Exercise goal:
Repeat every record exactly as written, but leave out the pictures.

Material shown:
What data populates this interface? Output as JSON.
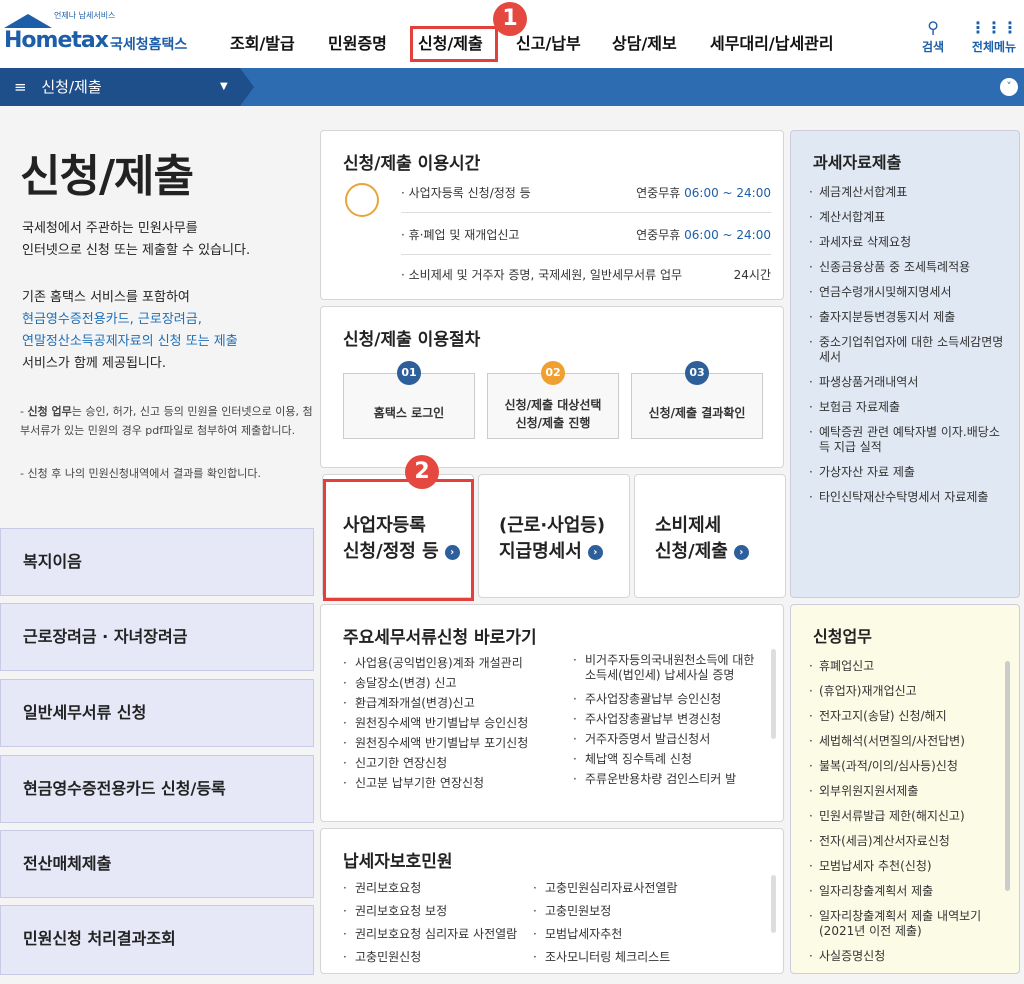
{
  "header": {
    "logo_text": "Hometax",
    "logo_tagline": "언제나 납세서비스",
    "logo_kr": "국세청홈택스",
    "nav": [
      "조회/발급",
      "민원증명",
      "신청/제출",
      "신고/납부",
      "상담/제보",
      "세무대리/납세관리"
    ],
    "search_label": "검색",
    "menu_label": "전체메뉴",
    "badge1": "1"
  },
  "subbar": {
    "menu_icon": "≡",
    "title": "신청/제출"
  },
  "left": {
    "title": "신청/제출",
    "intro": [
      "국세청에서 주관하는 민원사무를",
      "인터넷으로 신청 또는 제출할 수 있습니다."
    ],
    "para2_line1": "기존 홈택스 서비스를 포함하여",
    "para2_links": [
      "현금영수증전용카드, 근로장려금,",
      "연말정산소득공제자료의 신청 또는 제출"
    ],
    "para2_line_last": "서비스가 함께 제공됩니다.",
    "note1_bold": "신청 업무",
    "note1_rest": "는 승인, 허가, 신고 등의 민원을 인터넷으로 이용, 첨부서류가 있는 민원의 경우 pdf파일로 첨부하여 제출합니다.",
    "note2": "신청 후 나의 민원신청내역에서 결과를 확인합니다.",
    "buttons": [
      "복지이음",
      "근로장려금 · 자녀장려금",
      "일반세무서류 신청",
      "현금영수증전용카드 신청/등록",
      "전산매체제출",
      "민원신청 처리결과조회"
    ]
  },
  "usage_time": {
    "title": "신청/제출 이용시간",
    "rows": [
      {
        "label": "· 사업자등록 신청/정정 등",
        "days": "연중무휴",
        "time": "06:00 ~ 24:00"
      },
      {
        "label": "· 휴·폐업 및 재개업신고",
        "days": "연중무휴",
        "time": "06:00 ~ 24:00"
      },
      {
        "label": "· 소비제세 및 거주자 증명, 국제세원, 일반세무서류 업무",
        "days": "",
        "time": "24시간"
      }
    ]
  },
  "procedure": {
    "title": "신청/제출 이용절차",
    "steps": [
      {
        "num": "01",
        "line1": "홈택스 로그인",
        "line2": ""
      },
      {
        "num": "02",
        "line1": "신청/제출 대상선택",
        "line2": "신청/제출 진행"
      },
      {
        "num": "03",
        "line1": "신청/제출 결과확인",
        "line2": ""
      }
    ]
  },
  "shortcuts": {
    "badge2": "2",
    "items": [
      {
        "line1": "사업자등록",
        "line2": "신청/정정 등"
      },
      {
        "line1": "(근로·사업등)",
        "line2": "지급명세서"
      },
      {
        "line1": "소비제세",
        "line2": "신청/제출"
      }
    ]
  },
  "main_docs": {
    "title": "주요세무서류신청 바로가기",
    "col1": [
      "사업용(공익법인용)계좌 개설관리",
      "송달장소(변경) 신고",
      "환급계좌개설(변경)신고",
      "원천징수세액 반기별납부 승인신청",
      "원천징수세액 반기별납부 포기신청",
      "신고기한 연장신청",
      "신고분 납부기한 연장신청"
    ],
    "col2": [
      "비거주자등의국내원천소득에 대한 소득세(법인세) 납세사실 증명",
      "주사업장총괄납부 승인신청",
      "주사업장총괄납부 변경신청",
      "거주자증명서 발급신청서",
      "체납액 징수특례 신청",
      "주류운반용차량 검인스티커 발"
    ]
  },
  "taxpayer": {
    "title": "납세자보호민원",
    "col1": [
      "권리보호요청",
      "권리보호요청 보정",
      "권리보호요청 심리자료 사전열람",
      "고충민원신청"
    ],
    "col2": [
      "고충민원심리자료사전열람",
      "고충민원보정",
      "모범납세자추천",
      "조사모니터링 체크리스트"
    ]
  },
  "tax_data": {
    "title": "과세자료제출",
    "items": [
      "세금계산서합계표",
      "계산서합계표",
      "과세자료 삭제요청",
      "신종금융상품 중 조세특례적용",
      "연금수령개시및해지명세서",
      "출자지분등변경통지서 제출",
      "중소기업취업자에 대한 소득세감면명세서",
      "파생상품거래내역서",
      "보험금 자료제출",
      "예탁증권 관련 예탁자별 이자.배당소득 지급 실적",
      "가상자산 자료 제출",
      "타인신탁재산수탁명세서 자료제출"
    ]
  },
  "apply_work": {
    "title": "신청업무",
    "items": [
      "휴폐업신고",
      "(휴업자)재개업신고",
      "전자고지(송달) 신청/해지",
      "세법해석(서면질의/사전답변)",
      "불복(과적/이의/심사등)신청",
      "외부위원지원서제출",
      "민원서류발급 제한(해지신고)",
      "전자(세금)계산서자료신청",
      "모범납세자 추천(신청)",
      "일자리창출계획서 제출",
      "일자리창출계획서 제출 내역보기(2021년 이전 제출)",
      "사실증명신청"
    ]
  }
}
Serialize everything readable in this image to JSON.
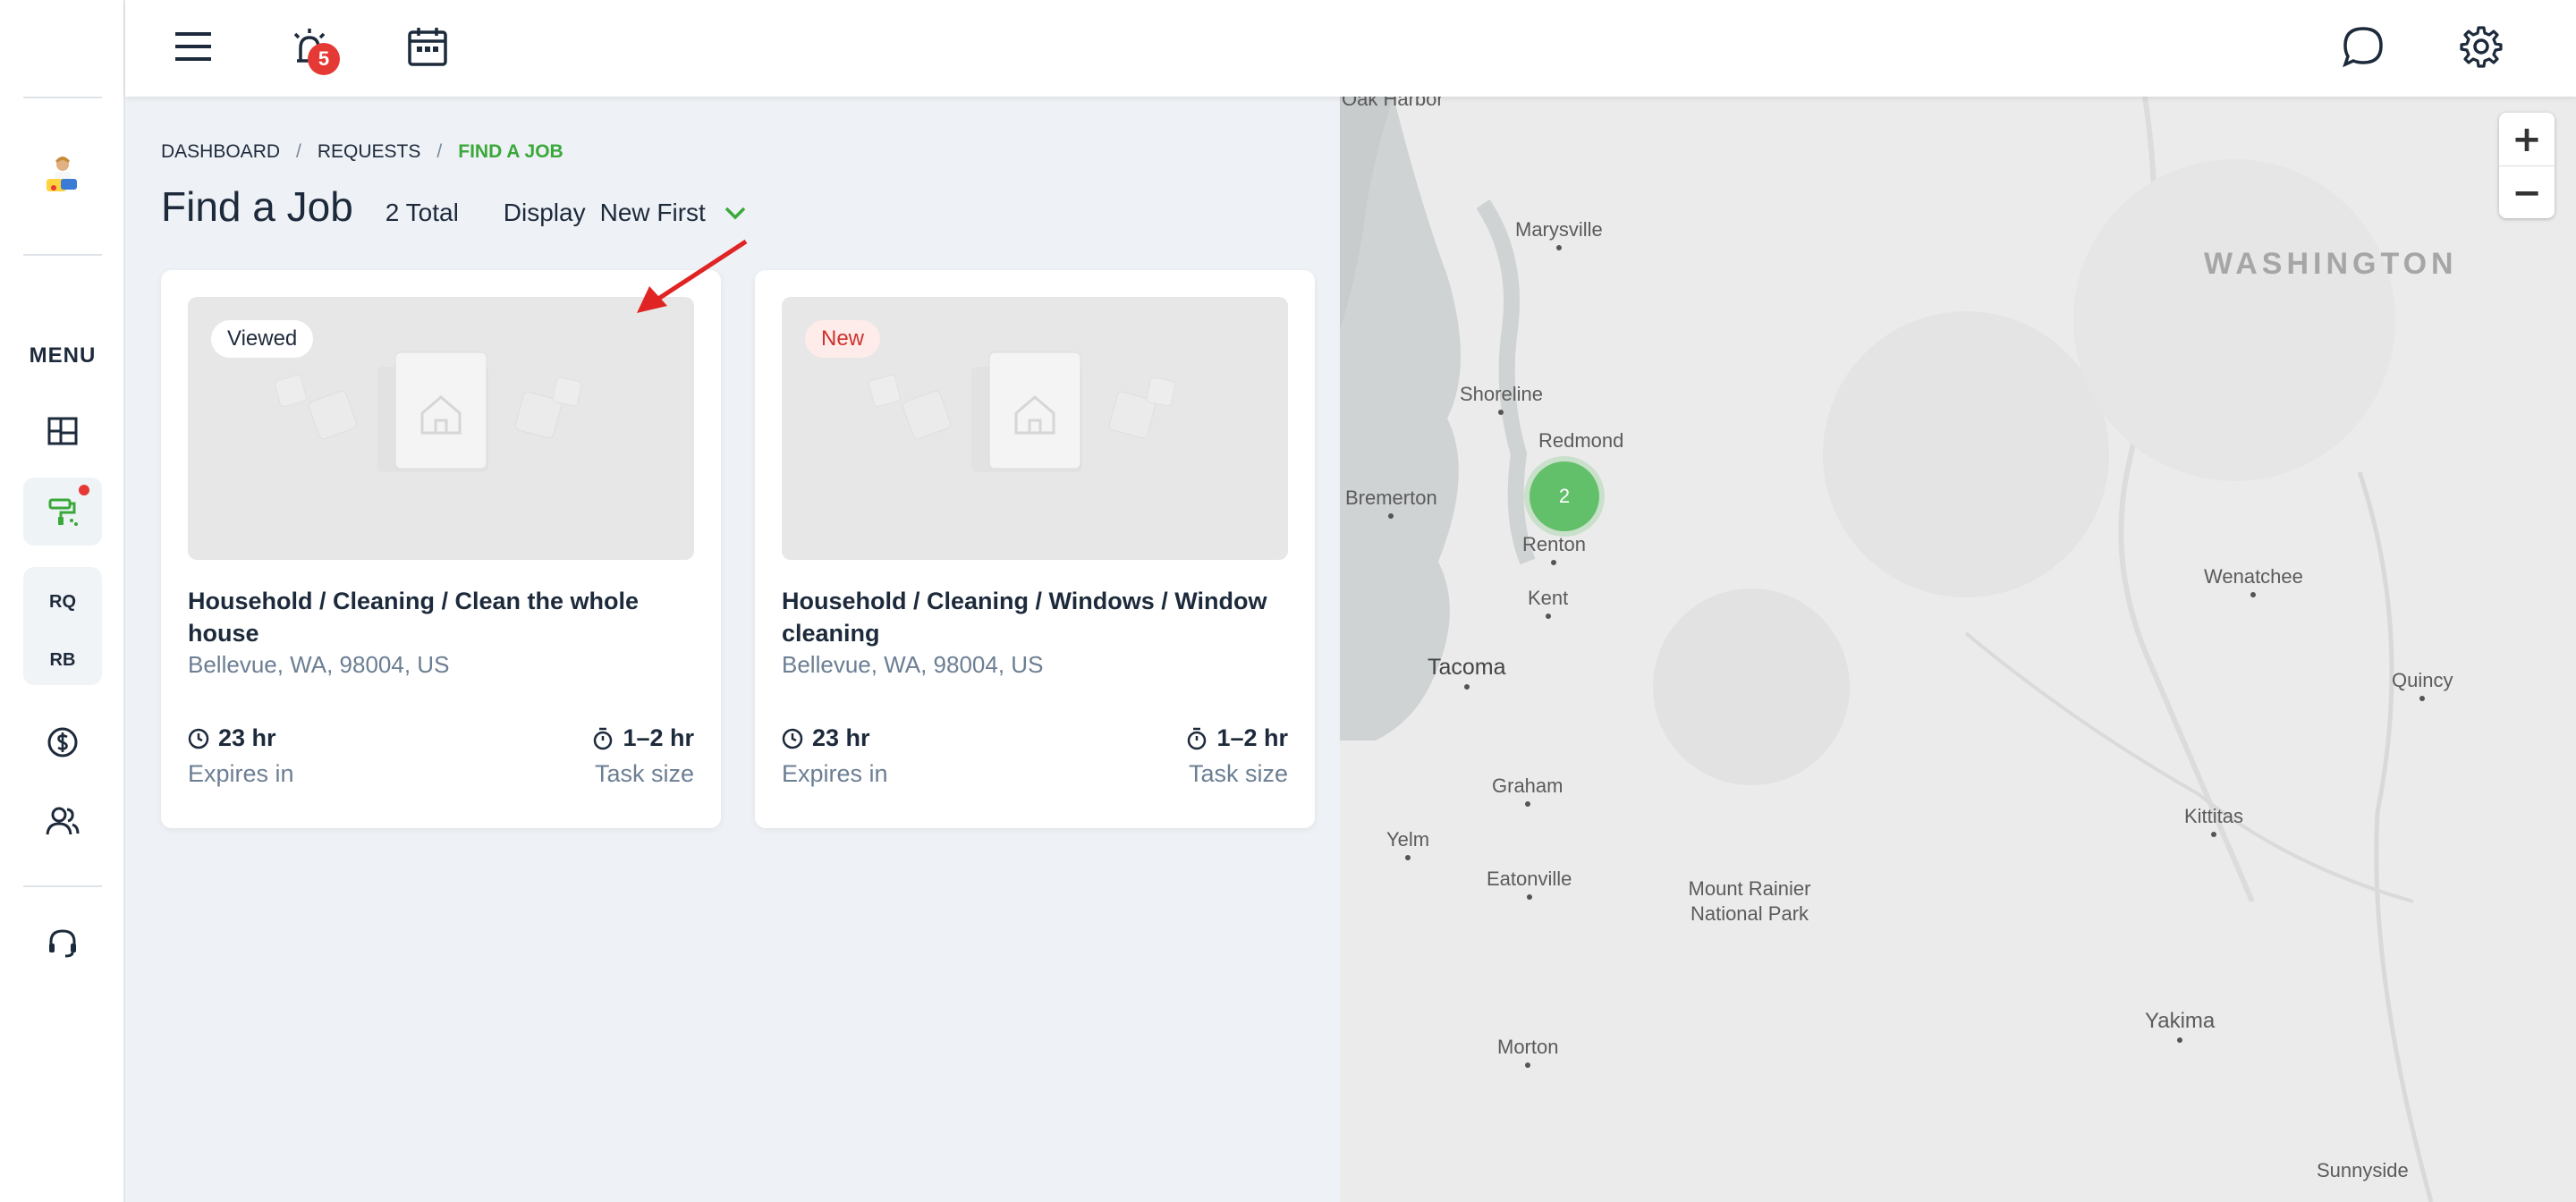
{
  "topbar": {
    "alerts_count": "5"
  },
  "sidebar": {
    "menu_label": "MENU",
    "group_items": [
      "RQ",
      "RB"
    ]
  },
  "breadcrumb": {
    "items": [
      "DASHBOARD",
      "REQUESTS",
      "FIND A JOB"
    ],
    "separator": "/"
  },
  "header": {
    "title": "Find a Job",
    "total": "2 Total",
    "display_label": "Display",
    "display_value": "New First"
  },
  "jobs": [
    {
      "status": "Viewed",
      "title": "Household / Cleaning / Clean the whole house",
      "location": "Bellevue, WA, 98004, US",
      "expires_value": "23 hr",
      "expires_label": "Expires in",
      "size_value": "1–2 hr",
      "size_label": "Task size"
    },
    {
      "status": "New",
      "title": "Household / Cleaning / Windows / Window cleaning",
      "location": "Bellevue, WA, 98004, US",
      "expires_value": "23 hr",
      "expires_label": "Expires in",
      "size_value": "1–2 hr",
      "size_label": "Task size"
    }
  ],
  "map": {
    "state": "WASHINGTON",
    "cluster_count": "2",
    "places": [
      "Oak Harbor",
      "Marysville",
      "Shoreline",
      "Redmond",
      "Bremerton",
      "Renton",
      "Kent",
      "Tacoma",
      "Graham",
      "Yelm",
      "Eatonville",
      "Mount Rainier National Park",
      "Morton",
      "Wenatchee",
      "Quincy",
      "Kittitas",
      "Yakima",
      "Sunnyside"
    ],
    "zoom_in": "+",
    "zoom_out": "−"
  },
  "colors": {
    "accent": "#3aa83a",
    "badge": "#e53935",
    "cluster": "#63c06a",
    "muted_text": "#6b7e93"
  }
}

Result of this exercise:
What data populates this interface? Output as JSON.
{
  "header": {
    "logo_text": "Hometax",
    "logo_tagline": "언제나 납세서비스",
    "logo_kr": "국세청홈택스",
    "nav": [
      "조회/발급",
      "민원증명",
      "신청/제출",
      "신고/납부",
      "상담/제보",
      "세무대리/납세관리"
    ],
    "search_label": "검색",
    "menu_label": "전체메뉴",
    "badge1": "1"
  },
  "subbar": {
    "menu_icon": "≡",
    "title": "신청/제출"
  },
  "left": {
    "title": "신청/제출",
    "intro": [
      "국세청에서 주관하는 민원사무를",
      "인터넷으로 신청 또는 제출할 수 있습니다."
    ],
    "para2_line1": "기존 홈택스 서비스를 포함하여",
    "para2_links": [
      "현금영수증전용카드, 근로장려금,",
      "연말정산소득공제자료의 신청 또는 제출"
    ],
    "para2_line_last": "서비스가 함께 제공됩니다.",
    "note1_bold": "신청 업무",
    "note1_rest": "는 승인, 허가, 신고 등의 민원을 인터넷으로 이용, 첨부서류가 있는 민원의 경우 pdf파일로 첨부하여 제출합니다.",
    "note2": "신청 후 나의 민원신청내역에서 결과를 확인합니다.",
    "buttons": [
      "복지이음",
      "근로장려금 · 자녀장려금",
      "일반세무서류 신청",
      "현금영수증전용카드 신청/등록",
      "전산매체제출",
      "민원신청 처리결과조회"
    ]
  },
  "usage_time": {
    "title": "신청/제출 이용시간",
    "rows": [
      {
        "label": "· 사업자등록 신청/정정 등",
        "days": "연중무휴",
        "time": "06:00 ~ 24:00"
      },
      {
        "label": "· 휴·폐업 및 재개업신고",
        "days": "연중무휴",
        "time": "06:00 ~ 24:00"
      },
      {
        "label": "· 소비제세 및 거주자 증명, 국제세원, 일반세무서류 업무",
        "days": "",
        "time": "24시간"
      }
    ]
  },
  "procedure": {
    "title": "신청/제출 이용절차",
    "steps": [
      {
        "num": "01",
        "line1": "홈택스 로그인",
        "line2": ""
      },
      {
        "num": "02",
        "line1": "신청/제출 대상선택",
        "line2": "신청/제출 진행"
      },
      {
        "num": "03",
        "line1": "신청/제출 결과확인",
        "line2": ""
      }
    ]
  },
  "shortcuts": {
    "badge2": "2",
    "items": [
      {
        "line1": "사업자등록",
        "line2": "신청/정정 등"
      },
      {
        "line1": "(근로·사업등)",
        "line2": "지급명세서"
      },
      {
        "line1": "소비제세",
        "line2": "신청/제출"
      }
    ]
  },
  "main_docs": {
    "title": "주요세무서류신청 바로가기",
    "col1": [
      "사업용(공익법인용)계좌 개설관리",
      "송달장소(변경) 신고",
      "환급계좌개설(변경)신고",
      "원천징수세액 반기별납부 승인신청",
      "원천징수세액 반기별납부 포기신청",
      "신고기한 연장신청",
      "신고분 납부기한 연장신청"
    ],
    "col2": [
      "비거주자등의국내원천소득에 대한 소득세(법인세) 납세사실 증명",
      "주사업장총괄납부 승인신청",
      "주사업장총괄납부 변경신청",
      "거주자증명서 발급신청서",
      "체납액 징수특례 신청",
      "주류운반용차량 검인스티커 발"
    ]
  },
  "taxpayer": {
    "title": "납세자보호민원",
    "col1": [
      "권리보호요청",
      "권리보호요청 보정",
      "권리보호요청 심리자료 사전열람",
      "고충민원신청"
    ],
    "col2": [
      "고충민원심리자료사전열람",
      "고충민원보정",
      "모범납세자추천",
      "조사모니터링 체크리스트"
    ]
  },
  "tax_data": {
    "title": "과세자료제출",
    "items": [
      "세금계산서합계표",
      "계산서합계표",
      "과세자료 삭제요청",
      "신종금융상품 중 조세특례적용",
      "연금수령개시및해지명세서",
      "출자지분등변경통지서 제출",
      "중소기업취업자에 대한 소득세감면명세서",
      "파생상품거래내역서",
      "보험금 자료제출",
      "예탁증권 관련 예탁자별 이자.배당소득 지급 실적",
      "가상자산 자료 제출",
      "타인신탁재산수탁명세서 자료제출"
    ]
  },
  "apply_work": {
    "title": "신청업무",
    "items": [
      "휴폐업신고",
      "(휴업자)재개업신고",
      "전자고지(송달) 신청/해지",
      "세법해석(서면질의/사전답변)",
      "불복(과적/이의/심사등)신청",
      "외부위원지원서제출",
      "민원서류발급 제한(해지신고)",
      "전자(세금)계산서자료신청",
      "모범납세자 추천(신청)",
      "일자리창출계획서 제출",
      "일자리창출계획서 제출 내역보기(2021년 이전 제출)",
      "사실증명신청"
    ]
  }
}
Serialize everything readable in this image to JSON.
{
  "topbar": {
    "alerts_count": "5"
  },
  "sidebar": {
    "menu_label": "MENU",
    "group_items": [
      "RQ",
      "RB"
    ]
  },
  "breadcrumb": {
    "items": [
      "DASHBOARD",
      "REQUESTS",
      "FIND A JOB"
    ],
    "separator": "/"
  },
  "header": {
    "title": "Find a Job",
    "total": "2 Total",
    "display_label": "Display",
    "display_value": "New First"
  },
  "jobs": [
    {
      "status": "Viewed",
      "title": "Household / Cleaning / Clean the whole house",
      "location": "Bellevue, WA, 98004, US",
      "expires_value": "23 hr",
      "expires_label": "Expires in",
      "size_value": "1–2 hr",
      "size_label": "Task size"
    },
    {
      "status": "New",
      "title": "Household / Cleaning / Windows / Window cleaning",
      "location": "Bellevue, WA, 98004, US",
      "expires_value": "23 hr",
      "expires_label": "Expires in",
      "size_value": "1–2 hr",
      "size_label": "Task size"
    }
  ],
  "map": {
    "state": "WASHINGTON",
    "cluster_count": "2",
    "places": [
      "Oak Harbor",
      "Marysville",
      "Shoreline",
      "Redmond",
      "Bremerton",
      "Renton",
      "Kent",
      "Tacoma",
      "Graham",
      "Yelm",
      "Eatonville",
      "Mount Rainier National Park",
      "Morton",
      "Wenatchee",
      "Quincy",
      "Kittitas",
      "Yakima",
      "Sunnyside"
    ],
    "zoom_in": "+",
    "zoom_out": "−"
  },
  "colors": {
    "accent": "#3aa83a",
    "badge": "#e53935",
    "cluster": "#63c06a",
    "muted_text": "#6b7e93"
  }
}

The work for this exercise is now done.